Tuesday, 26 October 2010

Monsters of men: Patrick Ness

I reviewed the first two parts of Patrick Ness's Chaos walking trilogy in the summer when The Ask and the Answer (part 2) was shortlisted for the Carnegie Medal. I've just finished the final part, Monsters of men (as one of the character's says, "War makes monsters of men"). Rereading that earlier post, I was struck by how tense I had found the writing, particularly in the first book, The knife of never letting go. While I was certainly intrigued to find out how Ness would resolve the dangerous situation Todd and Viola found themselves in, I didn't find the conclusion quite as gripping. The war on New World becomes very complicated and a bit confusing, especially when a third force, the Spackle, the planet's indigenous species, also takes up arms. Each battle felt as if it was going to be decisive and then more followed. However, there is a satisfying ending with themes of revenge, forgiveness and redemption and Todd, Viola and the relationship between them are finely drawn - I was reminded of Philip Pullman's Lyra and Will. Overall, I would heartily recommend this trilogy for avid readers of 12+.

PS - click here for an online short story prequel to the trilogy, telling how Viola arrived on New World (via Booktrust).


  1. It is less tense, isn't it.

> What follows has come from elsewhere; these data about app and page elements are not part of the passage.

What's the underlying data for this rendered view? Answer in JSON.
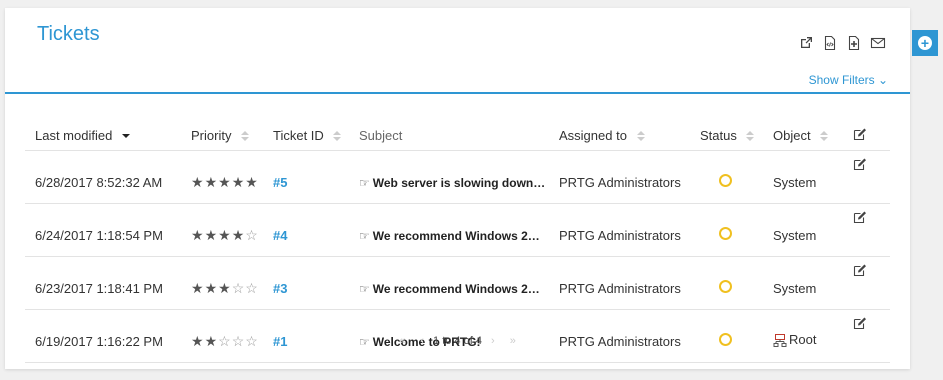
{
  "header": {
    "title": "Tickets",
    "show_filters": "Show Filters ⌄"
  },
  "toolbar": {
    "icons": [
      "external-link-icon",
      "html-export-icon",
      "add-document-icon",
      "email-icon"
    ]
  },
  "table": {
    "columns": [
      "Last modified",
      "Priority",
      "Ticket ID",
      "Subject",
      "Assigned to",
      "Status",
      "Object"
    ],
    "rows": [
      {
        "modified": "6/28/2017 8:52:32 AM",
        "priority": 5,
        "id": "#5",
        "subject": "Web server is slowing down…",
        "assigned": "PRTG Administrators",
        "status": "open",
        "object": "System"
      },
      {
        "modified": "6/24/2017 1:18:54 PM",
        "priority": 4,
        "id": "#4",
        "subject": "We recommend Windows 2…",
        "assigned": "PRTG Administrators",
        "status": "open",
        "object": "System"
      },
      {
        "modified": "6/23/2017 1:18:41 PM",
        "priority": 3,
        "id": "#3",
        "subject": "We recommend Windows 2…",
        "assigned": "PRTG Administrators",
        "status": "open",
        "object": "System"
      },
      {
        "modified": "6/19/2017 1:16:22 PM",
        "priority": 2,
        "id": "#1",
        "subject": "Welcome to PRTG!",
        "assigned": "PRTG Administrators",
        "status": "open",
        "object": "Root"
      }
    ]
  },
  "pager": {
    "first": "«",
    "prev": "‹",
    "text": "1 to 4 of 4",
    "next": "›",
    "last": "»"
  },
  "colors": {
    "accent": "#2e96d3",
    "status_open": "#f0c020"
  }
}
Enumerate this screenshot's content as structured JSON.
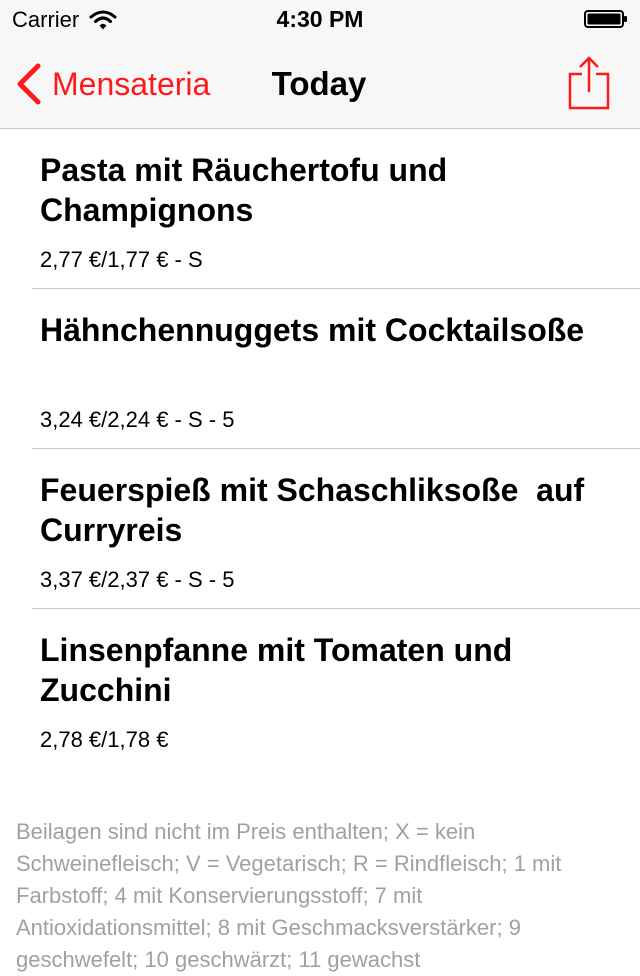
{
  "status_bar": {
    "carrier": "Carrier",
    "time": "4:30 PM"
  },
  "nav": {
    "back_label": "Mensateria",
    "title": "Today",
    "accent_color": "#ff1a1a"
  },
  "meals": [
    {
      "title": "Pasta mit Räuchertofu und Champignons",
      "price": "2,77 €/1,77 € - S"
    },
    {
      "title": "Hähnchennuggets mit Cocktailsoße",
      "price": "3,24 €/2,24 € - S - 5"
    },
    {
      "title": "Feuerspieß mit Schaschliksoße  auf Curryreis",
      "price": "3,37 €/2,37 € - S - 5"
    },
    {
      "title": "Linsenpfanne mit Tomaten und Zucchini",
      "price": "2,78 €/1,78 €"
    }
  ],
  "footer": "Beilagen sind nicht im Preis enthalten; X = kein Schweinefleisch; V = Vegetarisch; R = Rindfleisch; 1 mit Farbstoff; 4 mit Konservierungsstoff; 7 mit Antioxidationsmittel; 8 mit Geschmacksverstärker; 9 geschwefelt; 10 geschwärzt; 11 gewachst"
}
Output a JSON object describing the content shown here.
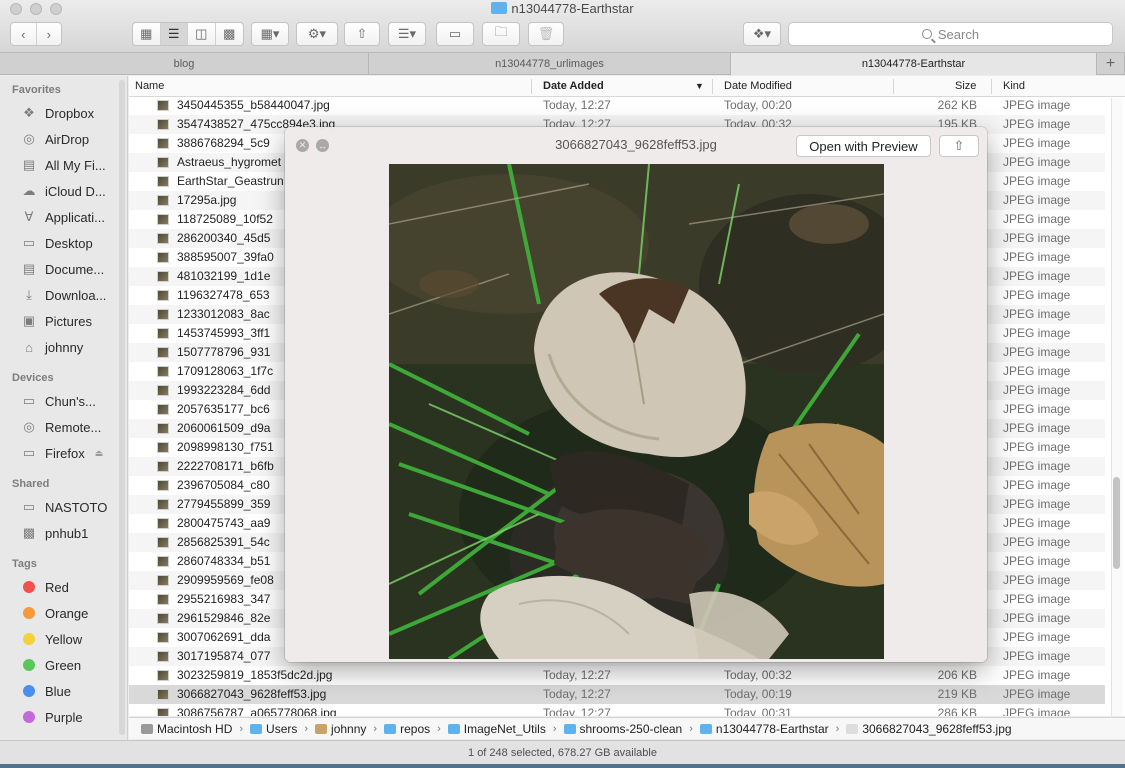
{
  "window": {
    "title": "n13044778-Earthstar",
    "search_placeholder": "Search"
  },
  "tabs": [
    {
      "label": "blog",
      "active": false
    },
    {
      "label": "n13044778_urlimages",
      "active": false
    },
    {
      "label": "n13044778-Earthstar",
      "active": true
    }
  ],
  "sidebar": {
    "favorites_header": "Favorites",
    "favorites": [
      {
        "label": "Dropbox",
        "icon": "dropbox-icon"
      },
      {
        "label": "AirDrop",
        "icon": "airdrop-icon"
      },
      {
        "label": "All My Fi...",
        "icon": "all-my-files-icon"
      },
      {
        "label": "iCloud D...",
        "icon": "icloud-icon"
      },
      {
        "label": "Applicati...",
        "icon": "applications-icon"
      },
      {
        "label": "Desktop",
        "icon": "desktop-icon"
      },
      {
        "label": "Docume...",
        "icon": "documents-icon"
      },
      {
        "label": "Downloa...",
        "icon": "downloads-icon"
      },
      {
        "label": "Pictures",
        "icon": "pictures-icon"
      },
      {
        "label": "johnny",
        "icon": "home-icon"
      }
    ],
    "devices_header": "Devices",
    "devices": [
      {
        "label": "Chun's...",
        "icon": "laptop-icon"
      },
      {
        "label": "Remote...",
        "icon": "remote-disc-icon"
      },
      {
        "label": "Firefox",
        "icon": "disk-icon"
      }
    ],
    "shared_header": "Shared",
    "shared": [
      {
        "label": "NASTOTO",
        "icon": "server-icon"
      },
      {
        "label": "pnhub1",
        "icon": "computer-icon"
      }
    ],
    "tags_header": "Tags",
    "tags": [
      {
        "label": "Red",
        "color": "#f1504d"
      },
      {
        "label": "Orange",
        "color": "#f49a3a"
      },
      {
        "label": "Yellow",
        "color": "#f4d03a"
      },
      {
        "label": "Green",
        "color": "#5bc65a"
      },
      {
        "label": "Blue",
        "color": "#4a8ef0"
      },
      {
        "label": "Purple",
        "color": "#c36ad8"
      }
    ]
  },
  "columns": {
    "name": "Name",
    "date_added": "Date Added",
    "date_modified": "Date Modified",
    "size": "Size",
    "kind": "Kind"
  },
  "files": [
    {
      "name": "3450445355_b58440047.jpg",
      "added": "Today, 12:27",
      "modified": "Today, 00:20",
      "size": "262 KB",
      "kind": "JPEG image"
    },
    {
      "name": "3547438527_475cc894e3.jpg",
      "added": "Today, 12:27",
      "modified": "Today, 00:32",
      "size": "195 KB",
      "kind": "JPEG image"
    },
    {
      "name": "3886768294_5c9",
      "added": "",
      "modified": "",
      "size": "",
      "kind": "JPEG image"
    },
    {
      "name": "Astraeus_hygromet",
      "added": "",
      "modified": "",
      "size": "",
      "kind": "JPEG image"
    },
    {
      "name": "EarthStar_Geastrun",
      "added": "",
      "modified": "",
      "size": "",
      "kind": "JPEG image"
    },
    {
      "name": "17295a.jpg",
      "added": "",
      "modified": "",
      "size": "",
      "kind": "JPEG image"
    },
    {
      "name": "118725089_10f52",
      "added": "",
      "modified": "",
      "size": "",
      "kind": "JPEG image"
    },
    {
      "name": "286200340_45d5",
      "added": "",
      "modified": "",
      "size": "",
      "kind": "JPEG image"
    },
    {
      "name": "388595007_39fa0",
      "added": "",
      "modified": "",
      "size": "",
      "kind": "JPEG image"
    },
    {
      "name": "481032199_1d1e",
      "added": "",
      "modified": "",
      "size": "",
      "kind": "JPEG image"
    },
    {
      "name": "1196327478_653",
      "added": "",
      "modified": "",
      "size": "",
      "kind": "JPEG image"
    },
    {
      "name": "1233012083_8ac",
      "added": "",
      "modified": "",
      "size": "",
      "kind": "JPEG image"
    },
    {
      "name": "1453745993_3ff1",
      "added": "",
      "modified": "",
      "size": "",
      "kind": "JPEG image"
    },
    {
      "name": "1507778796_931",
      "added": "",
      "modified": "",
      "size": "",
      "kind": "JPEG image"
    },
    {
      "name": "1709128063_1f7c",
      "added": "",
      "modified": "",
      "size": "",
      "kind": "JPEG image"
    },
    {
      "name": "1993223284_6dd",
      "added": "",
      "modified": "",
      "size": "",
      "kind": "JPEG image"
    },
    {
      "name": "2057635177_bc6",
      "added": "",
      "modified": "",
      "size": "",
      "kind": "JPEG image"
    },
    {
      "name": "2060061509_d9a",
      "added": "",
      "modified": "",
      "size": "",
      "kind": "JPEG image"
    },
    {
      "name": "2098998130_f751",
      "added": "",
      "modified": "",
      "size": "",
      "kind": "JPEG image"
    },
    {
      "name": "2222708171_b6fb",
      "added": "",
      "modified": "",
      "size": "",
      "kind": "JPEG image"
    },
    {
      "name": "2396705084_c80",
      "added": "",
      "modified": "",
      "size": "",
      "kind": "JPEG image"
    },
    {
      "name": "2779455899_359",
      "added": "",
      "modified": "",
      "size": "",
      "kind": "JPEG image"
    },
    {
      "name": "2800475743_aa9",
      "added": "",
      "modified": "",
      "size": "",
      "kind": "JPEG image"
    },
    {
      "name": "2856825391_54c",
      "added": "",
      "modified": "",
      "size": "",
      "kind": "JPEG image"
    },
    {
      "name": "2860748334_b51",
      "added": "",
      "modified": "",
      "size": "",
      "kind": "JPEG image"
    },
    {
      "name": "2909959569_fe08",
      "added": "",
      "modified": "",
      "size": "",
      "kind": "JPEG image"
    },
    {
      "name": "2955216983_347",
      "added": "",
      "modified": "",
      "size": "",
      "kind": "JPEG image"
    },
    {
      "name": "2961529846_82e",
      "added": "",
      "modified": "",
      "size": "",
      "kind": "JPEG image"
    },
    {
      "name": "3007062691_dda",
      "added": "",
      "modified": "",
      "size": "",
      "kind": "JPEG image"
    },
    {
      "name": "3017195874_077",
      "added": "",
      "modified": "",
      "size": "",
      "kind": "JPEG image"
    },
    {
      "name": "3023259819_1853f5dc2d.jpg",
      "added": "Today, 12:27",
      "modified": "Today, 00:32",
      "size": "206 KB",
      "kind": "JPEG image"
    },
    {
      "name": "3066827043_9628feff53.jpg",
      "added": "Today, 12:27",
      "modified": "Today, 00:19",
      "size": "219 KB",
      "kind": "JPEG image",
      "selected": true
    },
    {
      "name": "3086756787_a065778068.jpg",
      "added": "Today, 12:27",
      "modified": "Today, 00:31",
      "size": "286 KB",
      "kind": "JPEG image"
    }
  ],
  "pathbar": [
    {
      "label": "Macintosh HD",
      "icon": "hard-drive-icon",
      "color": "#9a9a9a"
    },
    {
      "label": "Users",
      "icon": "folder-icon",
      "color": "#5fb2ee"
    },
    {
      "label": "johnny",
      "icon": "home-icon",
      "color": "#c9a26a"
    },
    {
      "label": "repos",
      "icon": "folder-icon",
      "color": "#5fb2ee"
    },
    {
      "label": "ImageNet_Utils",
      "icon": "folder-icon",
      "color": "#5fb2ee"
    },
    {
      "label": "shrooms-250-clean",
      "icon": "folder-icon",
      "color": "#5fb2ee"
    },
    {
      "label": "n13044778-Earthstar",
      "icon": "folder-icon",
      "color": "#5fb2ee"
    },
    {
      "label": "3066827043_9628feff53.jpg",
      "icon": "jpeg-file-icon",
      "color": "#dddddd"
    }
  ],
  "status": "1 of 248 selected, 678.27 GB available",
  "quicklook": {
    "title": "3066827043_9628feff53.jpg",
    "open_with_label": "Open with Preview"
  }
}
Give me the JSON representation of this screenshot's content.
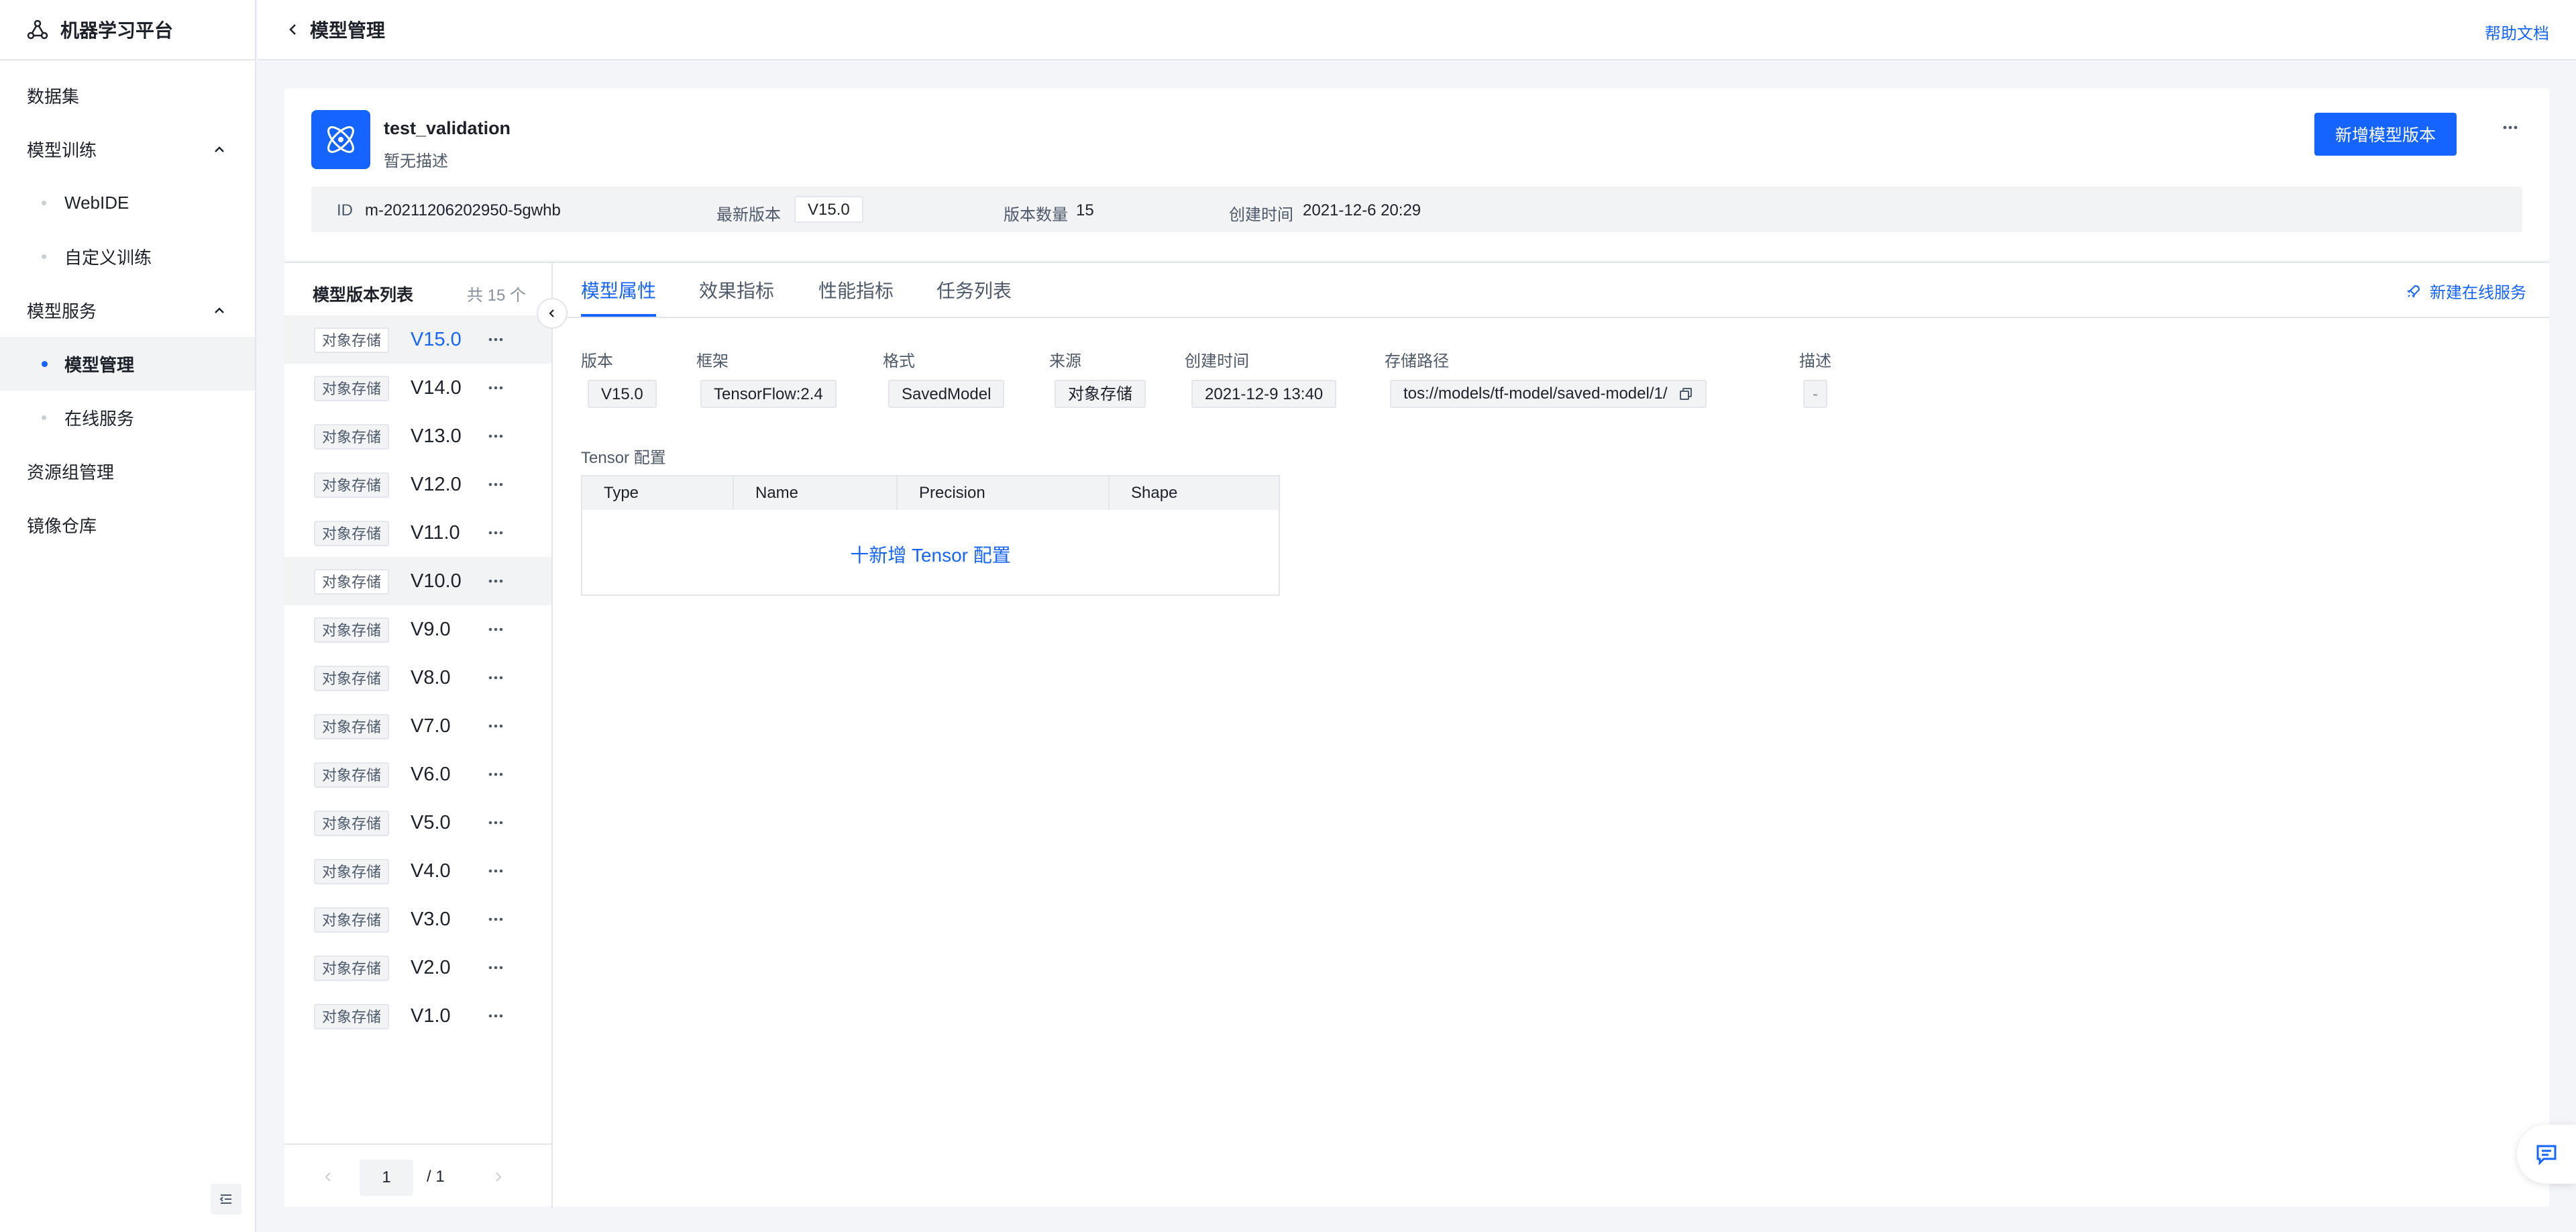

    In fact, I must confess that after reading a chapter or two, I found that "Monsters of Men" didn't 'grab me' and I put it back onto the To-be-Read stack.

    I'll wait a bit longer though and try again. Thanks for great review.

  2. Thanks for the comment - maybe it was just an idea stretched too far.

  3. I was actually turned off by the introduction of the 3rd POV. I can see the need for, the way the story was going, but wasn't in the mood for it. (At least at this time :)

  4. i have chance reading of only few pages from part iii . while the language still haunts me as somber, its epic war politics reminds me many a scene from Mahabharata.